The International Max Planck Research School on Computational Methods in Psychiatry and Ageing Research (IMPRS COMP2PSYCH) teaches and trains concepts and methods from computer science and statistics in relation to substantive research questions in psychiatry and lifespan psychology. In close collaboration with the Max Planck UCL Centre for Computational Psychiatry and Ageing Research, it gives pre-doctoral fellows the opportunity to learn, apply, and develop computational and statistical methods that foster our understanding of individual development from childhood to old age, with an emphasis on mental illness and healthy cognitive ageing.
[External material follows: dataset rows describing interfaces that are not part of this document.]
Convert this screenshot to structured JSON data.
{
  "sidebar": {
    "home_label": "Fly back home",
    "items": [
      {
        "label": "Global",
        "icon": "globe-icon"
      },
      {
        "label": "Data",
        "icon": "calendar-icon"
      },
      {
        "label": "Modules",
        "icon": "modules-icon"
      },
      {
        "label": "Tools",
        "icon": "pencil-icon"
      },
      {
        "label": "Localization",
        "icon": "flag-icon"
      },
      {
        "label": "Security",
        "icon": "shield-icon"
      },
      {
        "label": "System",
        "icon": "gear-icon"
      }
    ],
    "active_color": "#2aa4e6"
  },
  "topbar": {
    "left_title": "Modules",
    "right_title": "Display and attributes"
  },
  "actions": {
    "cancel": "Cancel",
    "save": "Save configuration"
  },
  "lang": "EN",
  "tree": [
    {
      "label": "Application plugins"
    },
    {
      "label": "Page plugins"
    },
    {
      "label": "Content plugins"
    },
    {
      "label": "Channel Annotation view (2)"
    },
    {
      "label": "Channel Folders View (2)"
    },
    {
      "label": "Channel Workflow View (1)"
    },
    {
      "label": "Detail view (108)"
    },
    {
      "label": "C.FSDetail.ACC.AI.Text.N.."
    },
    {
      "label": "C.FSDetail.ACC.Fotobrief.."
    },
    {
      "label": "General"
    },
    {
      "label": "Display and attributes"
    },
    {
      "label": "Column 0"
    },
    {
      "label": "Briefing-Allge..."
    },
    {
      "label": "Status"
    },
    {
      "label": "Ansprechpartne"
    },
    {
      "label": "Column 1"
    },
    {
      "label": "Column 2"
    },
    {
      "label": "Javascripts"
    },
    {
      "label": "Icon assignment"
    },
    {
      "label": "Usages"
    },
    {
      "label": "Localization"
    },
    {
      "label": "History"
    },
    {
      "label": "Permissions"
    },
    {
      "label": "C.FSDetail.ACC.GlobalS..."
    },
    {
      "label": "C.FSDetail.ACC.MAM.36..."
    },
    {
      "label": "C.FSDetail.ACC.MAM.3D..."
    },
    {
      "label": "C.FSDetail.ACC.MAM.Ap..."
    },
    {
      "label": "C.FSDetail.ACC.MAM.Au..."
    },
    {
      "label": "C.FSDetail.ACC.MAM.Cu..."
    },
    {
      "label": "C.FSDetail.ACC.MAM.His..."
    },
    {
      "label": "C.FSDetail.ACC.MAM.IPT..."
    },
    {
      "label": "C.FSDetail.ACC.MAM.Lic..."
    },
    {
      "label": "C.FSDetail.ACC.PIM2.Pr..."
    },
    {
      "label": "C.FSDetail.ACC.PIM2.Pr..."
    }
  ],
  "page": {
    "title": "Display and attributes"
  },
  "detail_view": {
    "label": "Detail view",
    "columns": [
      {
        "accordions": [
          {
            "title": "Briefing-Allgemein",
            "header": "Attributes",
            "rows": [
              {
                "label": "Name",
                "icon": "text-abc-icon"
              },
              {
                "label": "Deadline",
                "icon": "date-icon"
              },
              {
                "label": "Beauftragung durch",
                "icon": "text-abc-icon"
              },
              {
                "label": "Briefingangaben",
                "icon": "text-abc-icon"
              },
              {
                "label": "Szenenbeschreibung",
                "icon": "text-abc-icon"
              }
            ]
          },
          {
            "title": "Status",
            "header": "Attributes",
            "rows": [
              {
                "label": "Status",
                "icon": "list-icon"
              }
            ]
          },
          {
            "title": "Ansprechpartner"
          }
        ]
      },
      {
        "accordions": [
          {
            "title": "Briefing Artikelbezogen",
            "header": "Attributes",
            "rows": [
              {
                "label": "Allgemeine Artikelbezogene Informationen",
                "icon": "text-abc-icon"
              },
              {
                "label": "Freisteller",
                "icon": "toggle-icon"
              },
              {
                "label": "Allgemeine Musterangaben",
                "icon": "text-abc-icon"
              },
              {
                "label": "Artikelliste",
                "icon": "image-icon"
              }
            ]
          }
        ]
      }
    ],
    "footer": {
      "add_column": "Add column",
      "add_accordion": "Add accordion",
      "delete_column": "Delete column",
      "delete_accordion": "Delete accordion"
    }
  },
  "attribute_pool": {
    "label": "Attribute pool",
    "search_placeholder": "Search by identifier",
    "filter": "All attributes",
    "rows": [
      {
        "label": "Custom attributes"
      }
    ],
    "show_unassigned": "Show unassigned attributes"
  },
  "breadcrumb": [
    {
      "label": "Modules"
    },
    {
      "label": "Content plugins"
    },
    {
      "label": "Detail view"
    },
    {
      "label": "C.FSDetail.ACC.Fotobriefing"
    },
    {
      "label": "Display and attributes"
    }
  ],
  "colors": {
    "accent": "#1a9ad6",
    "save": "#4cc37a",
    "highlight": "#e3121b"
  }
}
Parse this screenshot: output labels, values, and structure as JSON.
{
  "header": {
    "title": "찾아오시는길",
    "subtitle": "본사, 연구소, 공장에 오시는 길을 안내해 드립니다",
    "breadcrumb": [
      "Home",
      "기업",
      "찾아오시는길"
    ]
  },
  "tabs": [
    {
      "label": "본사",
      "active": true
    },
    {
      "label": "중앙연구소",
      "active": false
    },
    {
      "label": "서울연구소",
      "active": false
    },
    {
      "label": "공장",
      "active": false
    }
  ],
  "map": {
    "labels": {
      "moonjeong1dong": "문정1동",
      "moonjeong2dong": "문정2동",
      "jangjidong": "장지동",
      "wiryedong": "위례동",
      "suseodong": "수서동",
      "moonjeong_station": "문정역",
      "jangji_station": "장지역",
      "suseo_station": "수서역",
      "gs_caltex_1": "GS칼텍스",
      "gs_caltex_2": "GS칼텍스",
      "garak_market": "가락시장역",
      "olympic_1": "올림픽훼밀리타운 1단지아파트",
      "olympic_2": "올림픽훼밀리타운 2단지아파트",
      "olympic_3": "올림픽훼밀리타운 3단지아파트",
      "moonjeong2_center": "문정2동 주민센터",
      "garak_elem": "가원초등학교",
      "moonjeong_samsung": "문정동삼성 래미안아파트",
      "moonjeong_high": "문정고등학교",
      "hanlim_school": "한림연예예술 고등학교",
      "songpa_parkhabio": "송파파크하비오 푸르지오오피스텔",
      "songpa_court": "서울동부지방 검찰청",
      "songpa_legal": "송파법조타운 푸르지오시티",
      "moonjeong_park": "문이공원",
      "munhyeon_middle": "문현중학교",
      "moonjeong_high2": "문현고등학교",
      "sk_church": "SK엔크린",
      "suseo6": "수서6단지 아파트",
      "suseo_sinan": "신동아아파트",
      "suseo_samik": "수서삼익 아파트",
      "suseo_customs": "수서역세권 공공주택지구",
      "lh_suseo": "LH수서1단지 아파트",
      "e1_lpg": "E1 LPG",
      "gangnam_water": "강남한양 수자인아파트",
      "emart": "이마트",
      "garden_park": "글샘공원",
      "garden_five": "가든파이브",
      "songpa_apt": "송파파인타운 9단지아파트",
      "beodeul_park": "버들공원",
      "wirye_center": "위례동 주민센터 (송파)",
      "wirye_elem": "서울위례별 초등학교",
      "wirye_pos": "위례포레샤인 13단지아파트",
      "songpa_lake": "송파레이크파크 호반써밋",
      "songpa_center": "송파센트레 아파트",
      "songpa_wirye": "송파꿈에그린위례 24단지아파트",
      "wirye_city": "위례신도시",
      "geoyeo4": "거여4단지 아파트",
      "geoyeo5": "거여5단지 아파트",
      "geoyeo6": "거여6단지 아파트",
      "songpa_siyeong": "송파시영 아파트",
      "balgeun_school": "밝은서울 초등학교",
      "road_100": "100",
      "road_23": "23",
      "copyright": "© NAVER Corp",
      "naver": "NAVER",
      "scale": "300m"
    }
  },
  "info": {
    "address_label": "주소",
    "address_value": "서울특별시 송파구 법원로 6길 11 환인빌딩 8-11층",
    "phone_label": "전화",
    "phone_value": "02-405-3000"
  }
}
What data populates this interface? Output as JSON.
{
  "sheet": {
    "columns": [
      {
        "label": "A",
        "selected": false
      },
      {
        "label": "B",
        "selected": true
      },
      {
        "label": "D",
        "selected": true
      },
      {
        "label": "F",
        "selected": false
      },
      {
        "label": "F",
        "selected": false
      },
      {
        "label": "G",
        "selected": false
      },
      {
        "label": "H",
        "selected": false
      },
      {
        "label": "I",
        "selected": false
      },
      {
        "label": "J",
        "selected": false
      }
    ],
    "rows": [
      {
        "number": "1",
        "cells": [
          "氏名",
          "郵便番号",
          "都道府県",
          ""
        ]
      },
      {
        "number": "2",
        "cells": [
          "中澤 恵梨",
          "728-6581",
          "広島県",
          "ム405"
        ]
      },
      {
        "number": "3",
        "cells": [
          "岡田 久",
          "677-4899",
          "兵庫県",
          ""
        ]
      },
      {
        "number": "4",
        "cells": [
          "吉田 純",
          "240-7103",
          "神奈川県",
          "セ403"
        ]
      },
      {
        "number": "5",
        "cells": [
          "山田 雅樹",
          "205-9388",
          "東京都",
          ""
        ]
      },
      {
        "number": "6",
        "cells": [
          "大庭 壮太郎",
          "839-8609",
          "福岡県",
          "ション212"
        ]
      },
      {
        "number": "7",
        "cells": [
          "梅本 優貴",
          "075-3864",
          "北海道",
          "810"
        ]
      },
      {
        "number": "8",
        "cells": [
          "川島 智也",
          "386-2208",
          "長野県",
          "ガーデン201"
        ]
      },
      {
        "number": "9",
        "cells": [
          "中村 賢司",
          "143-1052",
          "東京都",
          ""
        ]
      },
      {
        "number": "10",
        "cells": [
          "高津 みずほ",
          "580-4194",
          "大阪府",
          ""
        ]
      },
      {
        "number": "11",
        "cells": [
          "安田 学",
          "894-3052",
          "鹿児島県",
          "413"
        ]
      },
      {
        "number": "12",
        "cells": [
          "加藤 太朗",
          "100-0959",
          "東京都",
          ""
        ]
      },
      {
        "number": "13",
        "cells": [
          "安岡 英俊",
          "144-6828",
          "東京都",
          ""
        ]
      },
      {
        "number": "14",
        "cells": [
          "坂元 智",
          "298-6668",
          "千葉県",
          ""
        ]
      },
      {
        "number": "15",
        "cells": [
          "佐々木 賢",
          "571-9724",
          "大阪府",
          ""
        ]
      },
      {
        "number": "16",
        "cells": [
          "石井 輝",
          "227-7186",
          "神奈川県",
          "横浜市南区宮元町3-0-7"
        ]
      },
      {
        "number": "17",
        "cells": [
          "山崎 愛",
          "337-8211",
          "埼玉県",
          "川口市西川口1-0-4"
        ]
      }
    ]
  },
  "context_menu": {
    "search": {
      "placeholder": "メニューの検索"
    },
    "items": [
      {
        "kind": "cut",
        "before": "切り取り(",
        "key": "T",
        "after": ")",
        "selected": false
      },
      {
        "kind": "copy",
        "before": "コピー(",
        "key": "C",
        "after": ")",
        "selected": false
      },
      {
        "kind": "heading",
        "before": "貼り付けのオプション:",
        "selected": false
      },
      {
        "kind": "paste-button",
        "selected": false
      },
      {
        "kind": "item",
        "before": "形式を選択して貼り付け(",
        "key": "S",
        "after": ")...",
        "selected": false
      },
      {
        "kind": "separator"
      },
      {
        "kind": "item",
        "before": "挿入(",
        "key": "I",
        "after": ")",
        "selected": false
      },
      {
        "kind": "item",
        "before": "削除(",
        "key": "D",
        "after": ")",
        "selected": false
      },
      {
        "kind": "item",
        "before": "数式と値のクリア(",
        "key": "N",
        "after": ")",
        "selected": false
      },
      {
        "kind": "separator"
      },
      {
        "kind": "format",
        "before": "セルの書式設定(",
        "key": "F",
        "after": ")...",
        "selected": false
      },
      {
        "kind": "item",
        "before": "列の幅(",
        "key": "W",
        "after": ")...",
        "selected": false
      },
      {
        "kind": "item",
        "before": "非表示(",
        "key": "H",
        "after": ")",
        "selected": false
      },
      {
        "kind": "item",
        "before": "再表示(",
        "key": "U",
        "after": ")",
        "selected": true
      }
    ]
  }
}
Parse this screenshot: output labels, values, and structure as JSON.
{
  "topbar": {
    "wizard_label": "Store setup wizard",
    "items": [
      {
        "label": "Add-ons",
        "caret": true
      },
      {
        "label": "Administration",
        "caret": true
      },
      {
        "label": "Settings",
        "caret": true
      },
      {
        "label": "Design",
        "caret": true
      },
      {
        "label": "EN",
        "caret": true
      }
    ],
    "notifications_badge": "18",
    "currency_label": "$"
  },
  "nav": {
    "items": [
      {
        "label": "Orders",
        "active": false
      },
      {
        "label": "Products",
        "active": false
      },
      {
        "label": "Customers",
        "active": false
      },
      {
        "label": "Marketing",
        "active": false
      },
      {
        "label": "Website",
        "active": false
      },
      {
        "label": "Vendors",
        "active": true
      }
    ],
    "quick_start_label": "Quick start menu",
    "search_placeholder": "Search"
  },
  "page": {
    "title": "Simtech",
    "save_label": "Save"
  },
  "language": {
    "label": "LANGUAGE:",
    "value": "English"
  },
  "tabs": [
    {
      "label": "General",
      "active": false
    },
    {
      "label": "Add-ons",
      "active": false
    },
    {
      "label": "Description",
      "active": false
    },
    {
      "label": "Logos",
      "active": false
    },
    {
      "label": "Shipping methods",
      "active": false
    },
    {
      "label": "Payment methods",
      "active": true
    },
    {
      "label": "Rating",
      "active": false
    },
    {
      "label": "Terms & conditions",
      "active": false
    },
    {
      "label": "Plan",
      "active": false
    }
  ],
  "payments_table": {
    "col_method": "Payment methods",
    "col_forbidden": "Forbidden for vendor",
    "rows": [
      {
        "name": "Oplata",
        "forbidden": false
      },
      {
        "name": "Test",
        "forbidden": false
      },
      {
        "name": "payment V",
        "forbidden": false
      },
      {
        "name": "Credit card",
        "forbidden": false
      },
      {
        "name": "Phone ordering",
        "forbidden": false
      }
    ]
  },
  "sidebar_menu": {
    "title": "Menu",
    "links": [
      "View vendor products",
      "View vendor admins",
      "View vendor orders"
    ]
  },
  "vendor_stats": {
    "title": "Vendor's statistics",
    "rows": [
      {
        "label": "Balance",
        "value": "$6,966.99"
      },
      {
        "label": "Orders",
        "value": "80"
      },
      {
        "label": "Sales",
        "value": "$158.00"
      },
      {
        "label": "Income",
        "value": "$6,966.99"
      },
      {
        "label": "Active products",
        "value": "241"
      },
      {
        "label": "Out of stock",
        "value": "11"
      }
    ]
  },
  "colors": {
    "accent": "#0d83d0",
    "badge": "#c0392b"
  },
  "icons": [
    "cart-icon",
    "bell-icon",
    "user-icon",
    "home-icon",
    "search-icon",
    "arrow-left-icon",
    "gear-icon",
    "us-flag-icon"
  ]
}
Its overarching objective is to equip pre-doctoral researchers with computational and statistical methods that permit them to describe, explain, and predict individual development and psychopathological manifestations at neural and behavioural levels of analysis.
The Max Planck UCL Centre for Computational Psychiatry and Ageing Research is dedicated to studying the causes of psychiatric disorders as well as the causes of individual differences in cognitive development, with an emphasis on adulthood and old age. Computational models of differences and changes in brain-behavior relations are the Centre’s major theoretical tool. The Centre’s findings will provide information on how cognitive functioning can be maintained into old age and on how psychiatric disorders can be better recognized and treated more efficiently.
The Centre was founded in April 2014 and is the result of an existing collaboration between the Max Planck Society and University College London that began in 2011. The Centre is headed by Ray Dolan (University College London) and Ulman Lindenberger (Max Planck Institute for Human Development) and is located in London and Berlin. The London site is at Russell Square, in close vicinity to the Wellcome Trust Centre for Neuroimaging. The Berlin site is housed at the Max Planck Institute for Human Development.